***** EXCERPTED RECORDS
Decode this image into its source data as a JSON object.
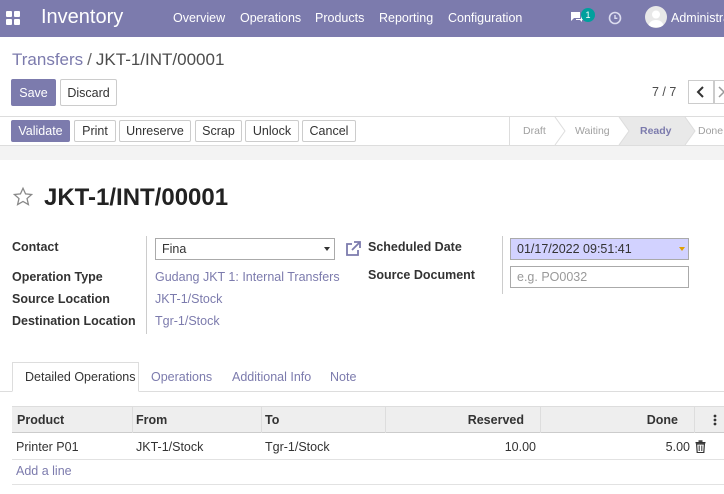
{
  "navbar": {
    "app_name": "Inventory",
    "menu": [
      "Overview",
      "Operations",
      "Products",
      "Reporting",
      "Configuration"
    ],
    "message_count": "1",
    "user_name": "Administra"
  },
  "breadcrumb": {
    "parent": "Transfers",
    "separator": "/",
    "current": "JKT-1/INT/00001"
  },
  "actions": {
    "save": "Save",
    "discard": "Discard"
  },
  "pager": {
    "value": "7 / 7"
  },
  "header_buttons": [
    "Validate",
    "Print",
    "Unreserve",
    "Scrap",
    "Unlock",
    "Cancel"
  ],
  "statusbar": {
    "stages": [
      "Draft",
      "Waiting",
      "Ready",
      "Done"
    ],
    "active": "Ready"
  },
  "record": {
    "title": "JKT-1/INT/00001"
  },
  "fields": {
    "contact_label": "Contact",
    "contact_value": "Fina",
    "operation_type_label": "Operation Type",
    "operation_type_value": "Gudang JKT 1: Internal Transfers",
    "source_location_label": "Source Location",
    "source_location_value": "JKT-1/Stock",
    "destination_location_label": "Destination Location",
    "destination_location_value": "Tgr-1/Stock",
    "scheduled_date_label": "Scheduled Date",
    "scheduled_date_value": "01/17/2022 09:51:41",
    "source_document_label": "Source Document",
    "source_document_placeholder": "e.g. PO0032"
  },
  "tabs": [
    "Detailed Operations",
    "Operations",
    "Additional Info",
    "Note"
  ],
  "table": {
    "columns": [
      "Product",
      "From",
      "To",
      "Reserved",
      "Done"
    ],
    "rows": [
      {
        "product": "Printer P01",
        "from": "JKT-1/Stock",
        "to": "Tgr-1/Stock",
        "reserved": "10.00",
        "done": "5.00"
      }
    ],
    "add_line": "Add a line"
  },
  "colors": {
    "brand": "#7c7bad",
    "required_field": "#d2d2ff",
    "badge": "#00a09d"
  }
}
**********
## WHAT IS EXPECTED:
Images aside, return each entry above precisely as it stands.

## WRITTEN ANSWER:
Decode this image into its source data as a JSON object.
{
  "navbar": {
    "app_name": "Inventory",
    "menu": [
      "Overview",
      "Operations",
      "Products",
      "Reporting",
      "Configuration"
    ],
    "message_count": "1",
    "user_name": "Administra"
  },
  "breadcrumb": {
    "parent": "Transfers",
    "separator": "/",
    "current": "JKT-1/INT/00001"
  },
  "actions": {
    "save": "Save",
    "discard": "Discard"
  },
  "pager": {
    "value": "7 / 7"
  },
  "header_buttons": [
    "Validate",
    "Print",
    "Unreserve",
    "Scrap",
    "Unlock",
    "Cancel"
  ],
  "statusbar": {
    "stages": [
      "Draft",
      "Waiting",
      "Ready",
      "Done"
    ],
    "active": "Ready"
  },
  "record": {
    "title": "JKT-1/INT/00001"
  },
  "fields": {
    "contact_label": "Contact",
    "contact_value": "Fina",
    "operation_type_label": "Operation Type",
    "operation_type_value": "Gudang JKT 1: Internal Transfers",
    "source_location_label": "Source Location",
    "source_location_value": "JKT-1/Stock",
    "destination_location_label": "Destination Location",
    "destination_location_value": "Tgr-1/Stock",
    "scheduled_date_label": "Scheduled Date",
    "scheduled_date_value": "01/17/2022 09:51:41",
    "source_document_label": "Source Document",
    "source_document_placeholder": "e.g. PO0032"
  },
  "tabs": [
    "Detailed Operations",
    "Operations",
    "Additional Info",
    "Note"
  ],
  "table": {
    "columns": [
      "Product",
      "From",
      "To",
      "Reserved",
      "Done"
    ],
    "rows": [
      {
        "product": "Printer P01",
        "from": "JKT-1/Stock",
        "to": "Tgr-1/Stock",
        "reserved": "10.00",
        "done": "5.00"
      }
    ],
    "add_line": "Add a line"
  },
  "colors": {
    "brand": "#7c7bad",
    "required_field": "#d2d2ff",
    "badge": "#00a09d"
  }
}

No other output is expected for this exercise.